The Wisconsin Department of Natural Resources (DNR) created the Clean Boats, Clean Waters (CBCW) program in 2004 in an attempt to help lower the impact of aquatic invasive species. Program inspectors perform boat and trailer checks, disseminate informational brochures and educate boaters about how to prevent the spread of invasive species.
Door County joined CBCW a few years after it was established, and each year ever since, volunteers have been checking boats and educating boaters at local boat landings.
“We know that the prevention guidance of ‘inspect, remove, drain, never move’ is effective at preventing the spread of invasive aquatic plants and animals,” wrote Erin McFarlane – the statewide CBCW educator with the University of Wisconsin-Extension Lakes Program – in a recent press release. “Taking a minute or two to remove all the plants, animals, mud and debris from your boat and trailer while draining water from the bilge and live well is all it takes to prevent a new invasive species from establishing [itself] in your favorite lake or river.”
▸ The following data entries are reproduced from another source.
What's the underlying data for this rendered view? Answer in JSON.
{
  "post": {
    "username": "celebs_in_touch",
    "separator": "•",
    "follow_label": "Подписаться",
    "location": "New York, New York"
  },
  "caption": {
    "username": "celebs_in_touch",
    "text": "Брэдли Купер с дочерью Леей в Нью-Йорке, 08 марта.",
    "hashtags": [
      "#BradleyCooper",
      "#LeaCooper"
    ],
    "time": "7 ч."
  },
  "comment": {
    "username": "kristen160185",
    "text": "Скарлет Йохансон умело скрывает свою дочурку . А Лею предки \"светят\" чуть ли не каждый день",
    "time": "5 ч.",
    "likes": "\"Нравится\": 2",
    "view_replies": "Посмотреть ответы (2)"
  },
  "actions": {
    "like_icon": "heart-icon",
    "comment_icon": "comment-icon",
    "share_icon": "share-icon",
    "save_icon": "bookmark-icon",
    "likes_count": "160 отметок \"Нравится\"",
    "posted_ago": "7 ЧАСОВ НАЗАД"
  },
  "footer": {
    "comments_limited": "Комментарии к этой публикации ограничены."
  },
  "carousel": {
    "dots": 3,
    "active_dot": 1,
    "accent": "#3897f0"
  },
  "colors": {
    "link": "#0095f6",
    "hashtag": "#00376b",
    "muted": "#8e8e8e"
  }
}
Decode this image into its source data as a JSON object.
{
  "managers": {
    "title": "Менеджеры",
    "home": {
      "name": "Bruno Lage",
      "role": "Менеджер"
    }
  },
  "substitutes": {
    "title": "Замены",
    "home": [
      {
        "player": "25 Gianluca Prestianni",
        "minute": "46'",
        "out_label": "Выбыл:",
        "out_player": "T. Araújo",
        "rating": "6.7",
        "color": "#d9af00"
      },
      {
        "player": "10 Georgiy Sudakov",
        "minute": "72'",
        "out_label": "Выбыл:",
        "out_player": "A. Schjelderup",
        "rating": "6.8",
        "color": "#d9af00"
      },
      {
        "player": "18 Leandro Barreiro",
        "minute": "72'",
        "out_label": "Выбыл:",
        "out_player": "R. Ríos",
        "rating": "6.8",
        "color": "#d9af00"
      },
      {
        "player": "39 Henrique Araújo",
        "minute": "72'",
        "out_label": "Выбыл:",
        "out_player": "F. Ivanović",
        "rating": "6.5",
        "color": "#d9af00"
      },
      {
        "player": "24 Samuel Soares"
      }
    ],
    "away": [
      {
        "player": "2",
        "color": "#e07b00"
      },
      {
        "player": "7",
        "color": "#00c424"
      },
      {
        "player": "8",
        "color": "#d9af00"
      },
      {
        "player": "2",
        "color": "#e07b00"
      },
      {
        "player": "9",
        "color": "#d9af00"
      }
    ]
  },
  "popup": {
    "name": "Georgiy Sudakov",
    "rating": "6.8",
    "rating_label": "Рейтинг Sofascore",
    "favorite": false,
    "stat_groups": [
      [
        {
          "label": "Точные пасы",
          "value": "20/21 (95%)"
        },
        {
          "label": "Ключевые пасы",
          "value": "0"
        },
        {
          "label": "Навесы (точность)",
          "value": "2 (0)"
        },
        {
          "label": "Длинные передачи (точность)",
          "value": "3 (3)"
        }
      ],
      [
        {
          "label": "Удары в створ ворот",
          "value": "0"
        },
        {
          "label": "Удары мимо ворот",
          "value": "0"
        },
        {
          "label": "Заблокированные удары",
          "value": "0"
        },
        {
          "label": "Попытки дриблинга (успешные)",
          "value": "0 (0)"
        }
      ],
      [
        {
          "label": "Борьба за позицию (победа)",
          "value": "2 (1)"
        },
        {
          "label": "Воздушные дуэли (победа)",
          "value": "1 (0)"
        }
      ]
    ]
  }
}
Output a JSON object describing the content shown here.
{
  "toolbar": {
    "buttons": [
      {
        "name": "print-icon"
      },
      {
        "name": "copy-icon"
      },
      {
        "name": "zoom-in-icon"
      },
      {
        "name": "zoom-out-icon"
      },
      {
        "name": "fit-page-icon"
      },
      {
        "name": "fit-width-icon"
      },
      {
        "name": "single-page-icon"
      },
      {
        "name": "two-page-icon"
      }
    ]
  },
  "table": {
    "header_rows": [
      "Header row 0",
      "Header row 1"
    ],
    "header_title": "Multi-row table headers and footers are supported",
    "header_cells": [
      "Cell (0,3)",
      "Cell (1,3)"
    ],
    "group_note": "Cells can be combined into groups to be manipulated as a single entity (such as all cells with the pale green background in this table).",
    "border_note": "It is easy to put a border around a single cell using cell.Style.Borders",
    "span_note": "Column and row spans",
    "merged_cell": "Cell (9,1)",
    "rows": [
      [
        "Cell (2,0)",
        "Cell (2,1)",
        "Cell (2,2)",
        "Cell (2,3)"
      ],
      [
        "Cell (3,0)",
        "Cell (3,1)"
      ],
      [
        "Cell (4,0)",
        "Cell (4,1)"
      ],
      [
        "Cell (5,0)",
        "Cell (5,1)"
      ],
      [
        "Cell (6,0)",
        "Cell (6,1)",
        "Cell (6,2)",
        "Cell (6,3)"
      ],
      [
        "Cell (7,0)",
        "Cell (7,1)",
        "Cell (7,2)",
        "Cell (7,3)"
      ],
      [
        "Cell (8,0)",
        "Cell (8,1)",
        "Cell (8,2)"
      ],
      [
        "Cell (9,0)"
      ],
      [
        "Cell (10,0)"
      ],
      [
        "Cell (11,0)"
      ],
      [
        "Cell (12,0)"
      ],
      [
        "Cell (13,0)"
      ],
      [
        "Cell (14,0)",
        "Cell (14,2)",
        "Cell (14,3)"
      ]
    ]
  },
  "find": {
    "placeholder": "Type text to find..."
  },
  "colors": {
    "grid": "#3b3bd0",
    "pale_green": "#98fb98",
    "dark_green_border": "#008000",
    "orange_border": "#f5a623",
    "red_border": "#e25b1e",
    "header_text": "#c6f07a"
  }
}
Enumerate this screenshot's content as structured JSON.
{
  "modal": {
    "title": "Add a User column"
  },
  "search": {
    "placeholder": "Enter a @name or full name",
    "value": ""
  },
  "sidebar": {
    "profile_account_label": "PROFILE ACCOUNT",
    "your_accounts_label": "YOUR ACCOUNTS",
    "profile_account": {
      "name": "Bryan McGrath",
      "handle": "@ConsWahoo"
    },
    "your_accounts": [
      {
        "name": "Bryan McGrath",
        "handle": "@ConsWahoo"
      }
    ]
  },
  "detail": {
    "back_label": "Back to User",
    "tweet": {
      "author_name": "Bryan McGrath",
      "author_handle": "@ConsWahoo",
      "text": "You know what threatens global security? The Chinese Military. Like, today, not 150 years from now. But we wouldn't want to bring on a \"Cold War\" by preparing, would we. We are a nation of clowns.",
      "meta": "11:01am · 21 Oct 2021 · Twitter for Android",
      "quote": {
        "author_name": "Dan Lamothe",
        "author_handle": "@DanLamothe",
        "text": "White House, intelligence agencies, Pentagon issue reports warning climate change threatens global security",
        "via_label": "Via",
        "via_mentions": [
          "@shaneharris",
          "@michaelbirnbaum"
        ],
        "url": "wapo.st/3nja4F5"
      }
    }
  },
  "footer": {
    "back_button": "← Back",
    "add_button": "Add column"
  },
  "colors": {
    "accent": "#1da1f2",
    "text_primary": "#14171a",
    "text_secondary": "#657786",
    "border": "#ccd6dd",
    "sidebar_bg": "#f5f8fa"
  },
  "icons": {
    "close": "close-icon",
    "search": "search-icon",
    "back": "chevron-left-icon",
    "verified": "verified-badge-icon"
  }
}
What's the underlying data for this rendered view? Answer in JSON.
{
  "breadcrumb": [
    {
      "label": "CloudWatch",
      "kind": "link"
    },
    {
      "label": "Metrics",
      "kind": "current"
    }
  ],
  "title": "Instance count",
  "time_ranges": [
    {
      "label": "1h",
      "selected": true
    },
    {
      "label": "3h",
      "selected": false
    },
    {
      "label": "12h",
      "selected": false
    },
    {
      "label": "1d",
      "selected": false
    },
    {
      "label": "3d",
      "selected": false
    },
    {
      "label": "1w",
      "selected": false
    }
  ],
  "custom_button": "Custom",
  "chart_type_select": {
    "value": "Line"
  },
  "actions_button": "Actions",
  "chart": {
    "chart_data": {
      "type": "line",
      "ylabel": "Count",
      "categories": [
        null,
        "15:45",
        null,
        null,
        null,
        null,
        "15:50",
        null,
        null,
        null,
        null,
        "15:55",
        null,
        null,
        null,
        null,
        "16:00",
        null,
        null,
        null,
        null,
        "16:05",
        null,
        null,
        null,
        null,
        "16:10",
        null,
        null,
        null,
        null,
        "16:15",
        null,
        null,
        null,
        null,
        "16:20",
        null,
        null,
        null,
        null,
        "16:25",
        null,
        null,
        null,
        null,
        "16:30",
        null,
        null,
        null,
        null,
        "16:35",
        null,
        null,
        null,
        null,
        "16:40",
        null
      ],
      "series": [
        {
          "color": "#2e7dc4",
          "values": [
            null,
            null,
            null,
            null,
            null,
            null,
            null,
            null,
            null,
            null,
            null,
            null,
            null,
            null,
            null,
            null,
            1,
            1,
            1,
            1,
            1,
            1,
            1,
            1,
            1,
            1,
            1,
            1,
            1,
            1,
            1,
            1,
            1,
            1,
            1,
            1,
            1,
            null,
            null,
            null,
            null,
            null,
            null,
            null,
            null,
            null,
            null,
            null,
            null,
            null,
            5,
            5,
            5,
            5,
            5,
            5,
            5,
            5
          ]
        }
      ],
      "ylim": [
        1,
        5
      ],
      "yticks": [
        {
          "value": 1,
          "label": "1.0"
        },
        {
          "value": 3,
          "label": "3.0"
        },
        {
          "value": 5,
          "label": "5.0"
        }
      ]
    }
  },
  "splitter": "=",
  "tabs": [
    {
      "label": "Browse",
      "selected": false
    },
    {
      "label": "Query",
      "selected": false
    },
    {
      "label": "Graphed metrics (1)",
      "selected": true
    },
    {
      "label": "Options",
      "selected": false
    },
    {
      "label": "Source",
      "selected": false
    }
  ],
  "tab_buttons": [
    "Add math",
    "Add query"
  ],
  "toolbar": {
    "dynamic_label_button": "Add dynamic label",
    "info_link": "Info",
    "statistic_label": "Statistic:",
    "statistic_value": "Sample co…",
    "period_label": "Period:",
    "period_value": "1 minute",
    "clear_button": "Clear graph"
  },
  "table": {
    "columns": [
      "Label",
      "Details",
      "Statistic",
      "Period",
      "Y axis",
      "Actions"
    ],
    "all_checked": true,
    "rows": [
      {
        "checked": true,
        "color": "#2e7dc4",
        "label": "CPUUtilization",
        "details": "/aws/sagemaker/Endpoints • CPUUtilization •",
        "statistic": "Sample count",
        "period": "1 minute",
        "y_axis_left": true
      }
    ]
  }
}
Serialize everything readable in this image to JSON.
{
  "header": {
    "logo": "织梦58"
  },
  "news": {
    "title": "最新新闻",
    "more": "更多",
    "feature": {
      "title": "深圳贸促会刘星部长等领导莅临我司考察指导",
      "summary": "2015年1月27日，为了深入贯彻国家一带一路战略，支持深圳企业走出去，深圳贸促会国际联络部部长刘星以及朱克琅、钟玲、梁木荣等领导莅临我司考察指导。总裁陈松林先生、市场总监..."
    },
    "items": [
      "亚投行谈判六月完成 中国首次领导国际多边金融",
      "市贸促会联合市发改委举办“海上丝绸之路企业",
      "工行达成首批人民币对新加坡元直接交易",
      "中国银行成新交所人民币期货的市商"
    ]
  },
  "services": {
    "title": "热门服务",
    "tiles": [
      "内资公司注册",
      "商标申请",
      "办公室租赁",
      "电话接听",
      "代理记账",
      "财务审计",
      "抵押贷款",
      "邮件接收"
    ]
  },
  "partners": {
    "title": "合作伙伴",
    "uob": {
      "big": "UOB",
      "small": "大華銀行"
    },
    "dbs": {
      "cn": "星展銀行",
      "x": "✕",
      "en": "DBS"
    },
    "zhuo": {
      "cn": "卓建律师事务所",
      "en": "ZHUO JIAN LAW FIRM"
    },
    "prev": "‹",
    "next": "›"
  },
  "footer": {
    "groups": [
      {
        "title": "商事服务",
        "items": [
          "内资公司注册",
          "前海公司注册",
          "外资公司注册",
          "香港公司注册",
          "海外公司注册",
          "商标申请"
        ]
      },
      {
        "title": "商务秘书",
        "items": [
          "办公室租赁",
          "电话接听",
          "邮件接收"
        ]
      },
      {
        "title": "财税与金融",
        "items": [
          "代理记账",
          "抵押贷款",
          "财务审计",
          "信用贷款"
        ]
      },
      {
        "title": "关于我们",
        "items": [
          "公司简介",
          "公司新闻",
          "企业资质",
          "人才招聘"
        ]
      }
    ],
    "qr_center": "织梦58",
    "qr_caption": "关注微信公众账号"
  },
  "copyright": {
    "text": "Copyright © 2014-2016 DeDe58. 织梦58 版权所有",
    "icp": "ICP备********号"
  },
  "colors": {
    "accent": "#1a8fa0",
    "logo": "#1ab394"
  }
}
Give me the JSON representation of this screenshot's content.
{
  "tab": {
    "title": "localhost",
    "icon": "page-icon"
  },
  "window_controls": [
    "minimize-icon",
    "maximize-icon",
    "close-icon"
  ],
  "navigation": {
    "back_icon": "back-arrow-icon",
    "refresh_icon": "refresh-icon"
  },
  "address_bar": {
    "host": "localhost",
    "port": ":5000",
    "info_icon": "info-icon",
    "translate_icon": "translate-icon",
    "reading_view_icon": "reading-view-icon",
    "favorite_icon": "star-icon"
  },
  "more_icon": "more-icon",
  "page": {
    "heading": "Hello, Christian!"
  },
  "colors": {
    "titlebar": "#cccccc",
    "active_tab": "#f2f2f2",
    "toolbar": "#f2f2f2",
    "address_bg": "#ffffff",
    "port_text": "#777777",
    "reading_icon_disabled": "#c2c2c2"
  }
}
Although DNR surveys of Wisconsin boaters and anglers show that most perform these actions nearly every time they’re on the water, more inexperienced or infrequent boaters are often unaware of the proper prevention steps. If any boater – regardless of experience – neglects or forgets to take preventive measures, it creates the potential for detrimental environmental and municipal effects.
“I think it’s a really important effort,” said Samantha Koyen, coordinator of the Door County Invasive Species Team. “Each invasive species has potential ramifications to our economics, our tourism, our ecology and so on.”
According to Koyen, preventing the spread of an invasive species is easier by far than trying to deal with it after it has already established itself in a body of water.
“Millions of dollars are spent [on] addressing invasive species,” Koyen said. “However, prevention is so cheap when you’re comparing it to trying to control species.”
Koyen said that Door County is an extremely diverse area and has federal and state partners that recognize the importance of what the county possesses ecologically. If the county were to lose such ecological diversity to invasive species – creating dense monocultures – Door County could lose certain habitats and therefore certain species.
This year, the county employs two seasonal employees who cover the six county launch sites and occasionally go to municipal and inland lake launches.
During the July Fourth weekend, volunteers and staff members worked hard to promote awareness of aquatic invasive species while maintaining social distancing. They inspected a total of 303 boats in the county during the weekend.
“Once boaters realize the importance of following the rules and regulations from the DNR, it’s oftentimes too late,” Koyen said. “That’s why the Clean Boats, Clean Waters effort is so imperative in creating an educational outreach component: so people know beforehand why we are doing this.”